Corporate insolvency resolution is a legal process designed to address the financial instability of a company in a systematic and transparent manner. The goal is to balance the interests of various stakeholders, including creditors, shareholders, and employees, while ensuring the revival of the distressed company or, if necessary, its orderly liquidation.
Key Elements of CIRP:
- Initiation of Insolvency Proceedings: The CIRP begins with the initiation of insolvency proceedings, typically triggered by a financial creditor, operational creditor, or the corporate debtor itself. The Insolvency and Bankruptcy Code (IBC) outlines the criteria and procedures for initiating the process.
- Appointment of an Insolvency Professional: Once the insolvency proceedings are initiated, an Insolvency Professional (IP) is appointed to manage the affairs of the company during the resolution process. The IP plays a crucial role in conducting a thorough assessment of the company’s financial position.
- Moratorium Period: A moratorium period is imposed upon the initiation of CIRP, during which creditors are prohibited from taking legal actions against the distressed company. This provides a breathing space for the resolution process to unfold without external disruptions.
- Corporate Insolvency Resolution Plan (CIRP): The heart of the process lies in the formulation and approval of the Corporate Insolvency Resolution Plan (CIRP). This plan outlines the strategies and measures to revive the company, addressing the concerns of creditors and other stakeholders.
- Approval by Committee of Creditors (CoC): The Committee of Creditors (CoC) plays a pivotal role in the approval or rejection of the CIRP. This committee, comprising financial creditors, holds significant decision-making power during the resolution process.
- Implementation of the Resolution Plan: Once the CoC approves the resolution plan, it is submitted to adjudicating authority for its approval once the it is approved, it would be implemented under the supervision of the Insolvency Professional. The objective is to restore the financial health of the company and ensure its sustainable operations.

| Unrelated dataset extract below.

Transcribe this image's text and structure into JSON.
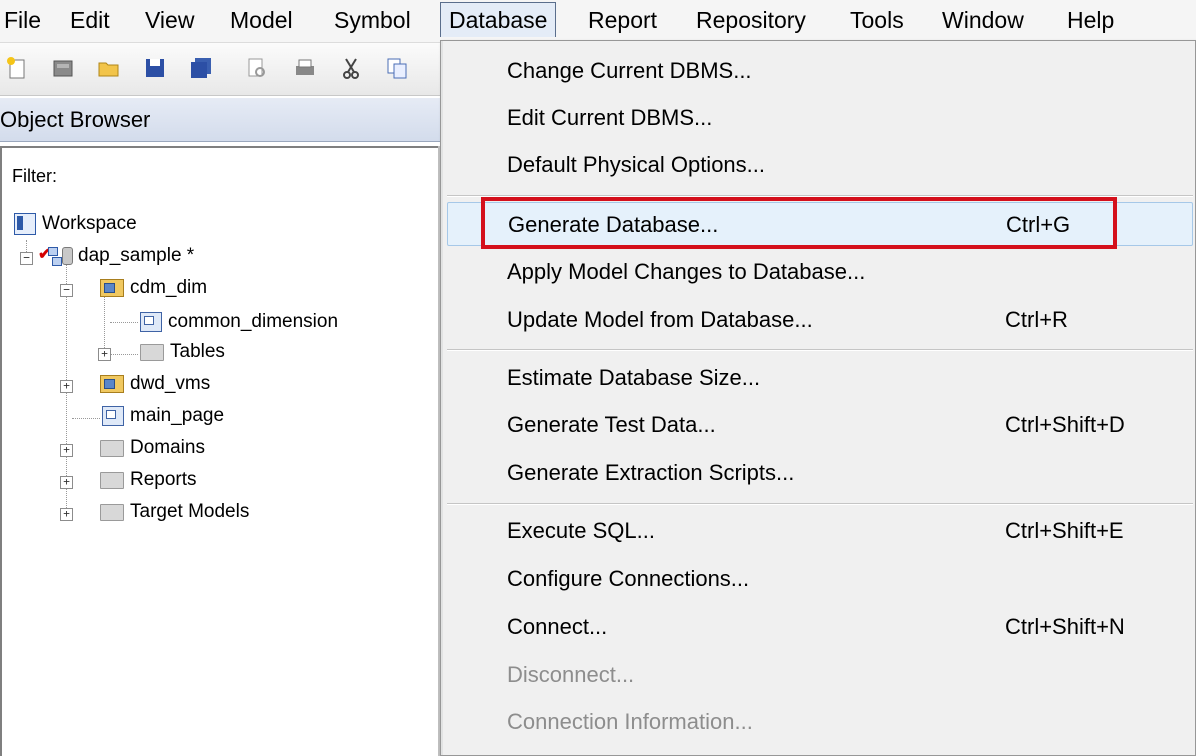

In conclusion, the Corporate Insolvency Resolution Process (CIRP) serves as a critical tool in addressing financial distress within the corporate sector. Understanding the nuances of this process is essential for businesses, creditors, and other stakeholders involved. As the corporate insolvency landscape continues to evolve, adherence to the established legal frameworks and collaboration between all parties involved are key to achieving successful resolutions and fostering a more resilient business environment.